Speaking at a session called "The Road Ahead" at the NCVO annual conference in London yesterday, Wilding said: "I think the sector will grow, but I think the growth is at the borders with the state, with business, with individuals."
He said that this would include responsible business, informal or community-led solutions to local problems and voluntary-public partnerships to create mutuals and spin-out organisations.
"I’m increasingly positive about the future of voluntary action in this country; there is so much coming up from the grass roots as a result of austerity," said Wilding.
One example of this was technology-enabled offers of assistance to flood victims in the UK earlier this year, he said.

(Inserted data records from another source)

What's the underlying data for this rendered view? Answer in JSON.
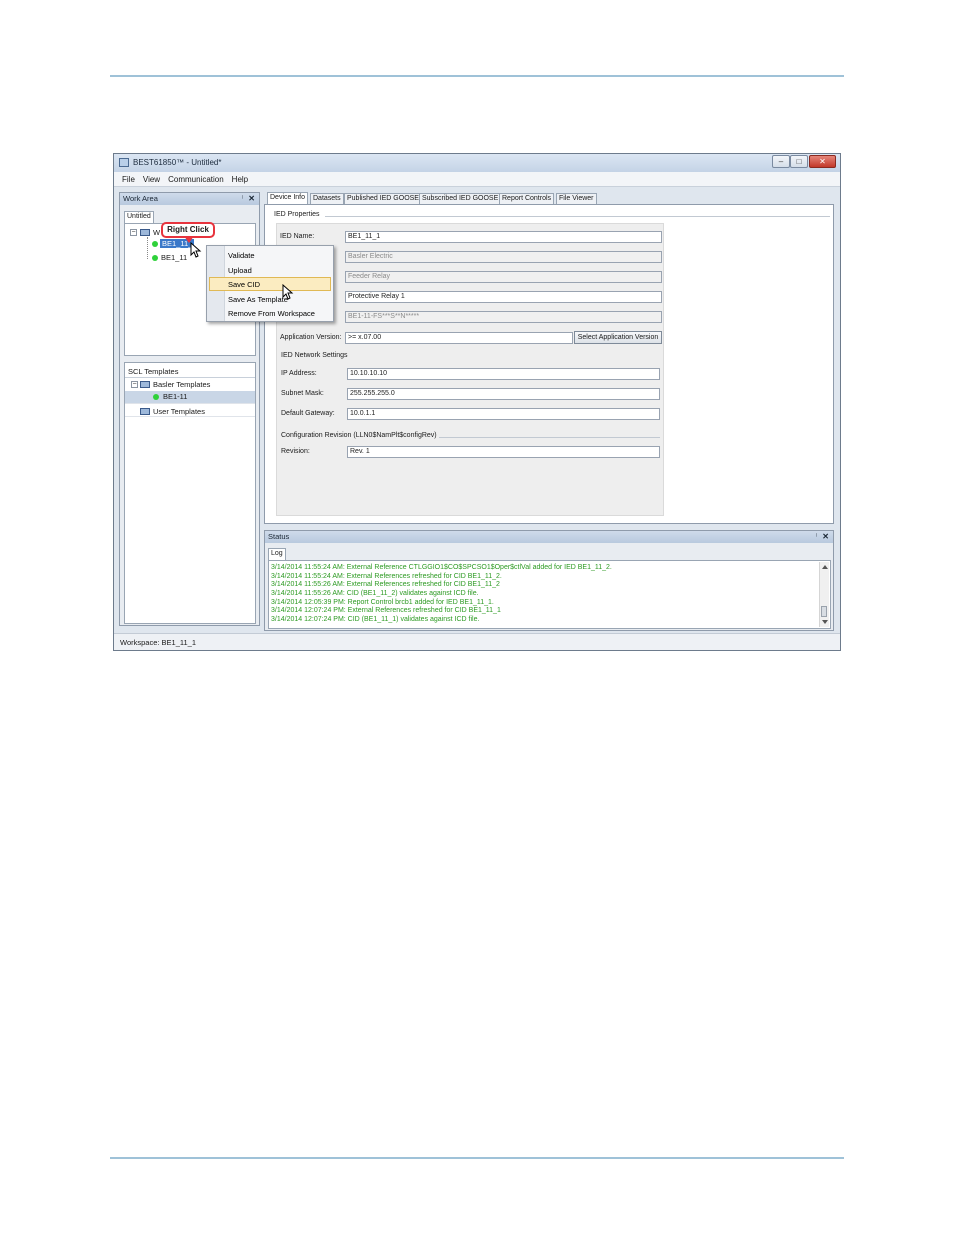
{
  "window": {
    "title": "BEST61850™ - Untitled*",
    "controls": {
      "minimize": "–",
      "maximize": "□",
      "close": "✕"
    }
  },
  "menu": [
    "File",
    "View",
    "Communication",
    "Help"
  ],
  "work_area": {
    "header": "Work Area",
    "pin": "ᛌ",
    "close": "✕",
    "tab": "Untitled",
    "root_label": "W",
    "items": [
      "BE1_11_",
      "BE1_11"
    ]
  },
  "callout": "Right Click",
  "context_menu": {
    "items": [
      "Validate",
      "Upload",
      "Save CID",
      "Save As Template",
      "Remove From Workspace"
    ],
    "highlighted": "Save CID"
  },
  "scl_templates": {
    "header": "SCL Templates",
    "basler": "Basler Templates",
    "basler_child": "BE1-11",
    "user": "User Templates"
  },
  "tabs": [
    "Device Info",
    "Datasets",
    "Published IED GOOSE",
    "Subscribed IED GOOSE",
    "Report Controls",
    "File Viewer"
  ],
  "device": {
    "group_title": "IED Properties",
    "ied_name_label": "IED Name:",
    "ied_name": "BE1_11_1",
    "manufacturer": "Basler Electric",
    "type": "Feeder Relay",
    "description": "Protective Relay 1",
    "style": "BE1-11-FS***S**N*****",
    "app_version_label": "Application Version:",
    "app_version": ">= x.07.00",
    "select_app_button": "Select Application Version",
    "network_title": "IED Network Settings",
    "ip_label": "IP Address:",
    "ip": "10.10.10.10",
    "subnet_label": "Subnet Mask:",
    "subnet": "255.255.255.0",
    "gateway_label": "Default Gateway:",
    "gateway": "10.0.1.1",
    "config_title": "Configuration Revision (LLN0$NamPlt$configRev)",
    "revision_label": "Revision:",
    "revision": "Rev. 1"
  },
  "status": {
    "header": "Status",
    "tab": "Log",
    "lines": [
      "3/14/2014 11:55:24 AM: External Reference CTLGGIO1$CO$SPCSO1$Oper$ctlVal added for IED BE1_11_2.",
      "3/14/2014 11:55:24 AM: External References refreshed for CID BE1_11_2.",
      "3/14/2014 11:55:26 AM: External References refreshed for CID BE1_11_2",
      "3/14/2014 11:55:26 AM: CID (BE1_11_2) validates against ICD file.",
      "3/14/2014 12:05:39 PM: Report Control brcb1 added for IED BE1_11_1.",
      "3/14/2014 12:07:24 PM: External References refreshed for CID BE1_11_1",
      "3/14/2014 12:07:24 PM: CID (BE1_11_1) validates against ICD file."
    ]
  },
  "statusbar": "Workspace: BE1_11_1",
  "colors": {
    "log_text": "#2c9a22",
    "callout_border": "#e7343e",
    "status_dot": "#2fd13a"
  },
  "icons": [
    "app-icon",
    "tree-node-icon",
    "status-dot-icon",
    "mouse-cursor-icon",
    "pin-icon",
    "close-icon"
  ]
}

But he also noted that voluntary action and the voluntary sector were often not one and the same.
He said that while both the Conservatives and Labour were committed to encouraging voluntary and community action as part of the big society concept, "neither of these two organisations are that interested in voluntary organisations, but they are very interested in voluntary action".
Wilding said the public was not necessarily engaged by the traditional voluntary sector organisations. "I don’t detect a huge amount of public interest in the sector per se," he said. "I wonder how many people see the bigger charities as part of the 1 per cent – the establishment: part of the problem and not the solution."
The role of business in achieving what the voluntary sector wanted to achieve would also grow, Wilding said, in part because of the interests of the younger generation of workers. "Millennials [people who entered the workforce after the turn of this century] are sector agnostics," he said. "They don’t care if they work for the voluntary sector or not; they just want to do good."
Wilding said the role of responsible businesses was also likely to grow through the relatively new community interest company structure, and the growing B Corporation movement.
B Corporations are organisations committed to improved social, environmental, accountability and transparency standards. There are currently 257 in the US, seven in the UK.
"If we want to do social good, should we still be doing it through the old-fashioned organisations?" Wilding asked.
On the voluntary sector’s campaigning role, he said the sector "regularly gets it in the neck" from both those saying the sector does too much campaigning, and those arguing they don’t do enough. "I can’t help but feel that if we’re in the middle we must be doing it right," he said.